▶ Required work:
Write every entry out again, unchanged.
# # # # #
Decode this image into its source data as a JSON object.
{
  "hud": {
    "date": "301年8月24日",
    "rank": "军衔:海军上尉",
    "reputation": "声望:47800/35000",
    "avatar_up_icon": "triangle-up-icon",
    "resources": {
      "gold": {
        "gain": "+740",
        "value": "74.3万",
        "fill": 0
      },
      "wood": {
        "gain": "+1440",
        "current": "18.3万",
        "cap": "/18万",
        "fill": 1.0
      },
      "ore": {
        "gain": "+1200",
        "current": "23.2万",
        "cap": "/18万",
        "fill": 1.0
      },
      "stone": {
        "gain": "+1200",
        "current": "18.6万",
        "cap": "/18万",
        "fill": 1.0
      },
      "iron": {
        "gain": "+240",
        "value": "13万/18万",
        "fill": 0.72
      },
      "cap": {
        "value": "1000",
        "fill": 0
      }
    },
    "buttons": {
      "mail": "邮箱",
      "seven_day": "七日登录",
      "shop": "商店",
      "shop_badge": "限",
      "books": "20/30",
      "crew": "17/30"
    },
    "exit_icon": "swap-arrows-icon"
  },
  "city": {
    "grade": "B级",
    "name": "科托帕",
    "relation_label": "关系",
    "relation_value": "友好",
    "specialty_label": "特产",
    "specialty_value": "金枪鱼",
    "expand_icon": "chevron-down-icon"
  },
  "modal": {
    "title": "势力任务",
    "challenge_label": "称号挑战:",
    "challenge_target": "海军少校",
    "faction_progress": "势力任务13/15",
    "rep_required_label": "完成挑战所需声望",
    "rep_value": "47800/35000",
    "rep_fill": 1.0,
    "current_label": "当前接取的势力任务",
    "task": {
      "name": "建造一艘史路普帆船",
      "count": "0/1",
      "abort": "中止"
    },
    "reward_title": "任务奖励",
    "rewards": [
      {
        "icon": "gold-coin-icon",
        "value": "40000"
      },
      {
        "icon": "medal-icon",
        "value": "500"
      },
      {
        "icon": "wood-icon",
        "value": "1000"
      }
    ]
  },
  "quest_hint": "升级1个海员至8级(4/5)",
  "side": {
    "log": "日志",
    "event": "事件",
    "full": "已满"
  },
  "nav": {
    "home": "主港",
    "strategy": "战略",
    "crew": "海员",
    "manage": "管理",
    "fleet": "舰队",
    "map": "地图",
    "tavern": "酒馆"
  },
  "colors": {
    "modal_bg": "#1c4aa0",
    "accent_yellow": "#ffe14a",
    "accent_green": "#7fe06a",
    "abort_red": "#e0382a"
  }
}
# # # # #
▶ Completed exercise:
Decode this image into its source data as a JSON object.
{
  "hud": {
    "date": "301年8月24日",
    "rank": "军衔:海军上尉",
    "reputation": "声望:47800/35000",
    "avatar_up_icon": "triangle-up-icon",
    "resources": {
      "gold": {
        "gain": "+740",
        "value": "74.3万",
        "fill": 0
      },
      "wood": {
        "gain": "+1440",
        "current": "18.3万",
        "cap": "/18万",
        "fill": 1.0
      },
      "ore": {
        "gain": "+1200",
        "current": "23.2万",
        "cap": "/18万",
        "fill": 1.0
      },
      "stone": {
        "gain": "+1200",
        "current": "18.6万",
        "cap": "/18万",
        "fill": 1.0
      },
      "iron": {
        "gain": "+240",
        "value": "13万/18万",
        "fill": 0.72
      },
      "cap": {
        "value": "1000",
        "fill": 0
      }
    },
    "buttons": {
      "mail": "邮箱",
      "seven_day": "七日登录",
      "shop": "商店",
      "shop_badge": "限",
      "books": "20/30",
      "crew": "17/30"
    },
    "exit_icon": "swap-arrows-icon"
  },
  "city": {
    "grade": "B级",
    "name": "科托帕",
    "relation_label": "关系",
    "relation_value": "友好",
    "specialty_label": "特产",
    "specialty_value": "金枪鱼",
    "expand_icon": "chevron-down-icon"
  },
  "modal": {
    "title": "势力任务",
    "challenge_label": "称号挑战:",
    "challenge_target": "海军少校",
    "faction_progress": "势力任务13/15",
    "rep_required_label": "完成挑战所需声望",
    "rep_value": "47800/35000",
    "rep_fill": 1.0,
    "current_label": "当前接取的势力任务",
    "task": {
      "name": "建造一艘史路普帆船",
      "count": "0/1",
      "abort": "中止"
    },
    "reward_title": "任务奖励",
    "rewards": [
      {
        "icon": "gold-coin-icon",
        "value": "40000"
      },
      {
        "icon": "medal-icon",
        "value": "500"
      },
      {
        "icon": "wood-icon",
        "value": "1000"
      }
    ]
  },
  "quest_hint": "升级1个海员至8级(4/5)",
  "side": {
    "log": "日志",
    "event": "事件",
    "full": "已满"
  },
  "nav": {
    "home": "主港",
    "strategy": "战略",
    "crew": "海员",
    "manage": "管理",
    "fleet": "舰队",
    "map": "地图",
    "tavern": "酒馆"
  },
  "colors": {
    "modal_bg": "#1c4aa0",
    "accent_yellow": "#ffe14a",
    "accent_green": "#7fe06a",
    "abort_red": "#e0382a"
  }
}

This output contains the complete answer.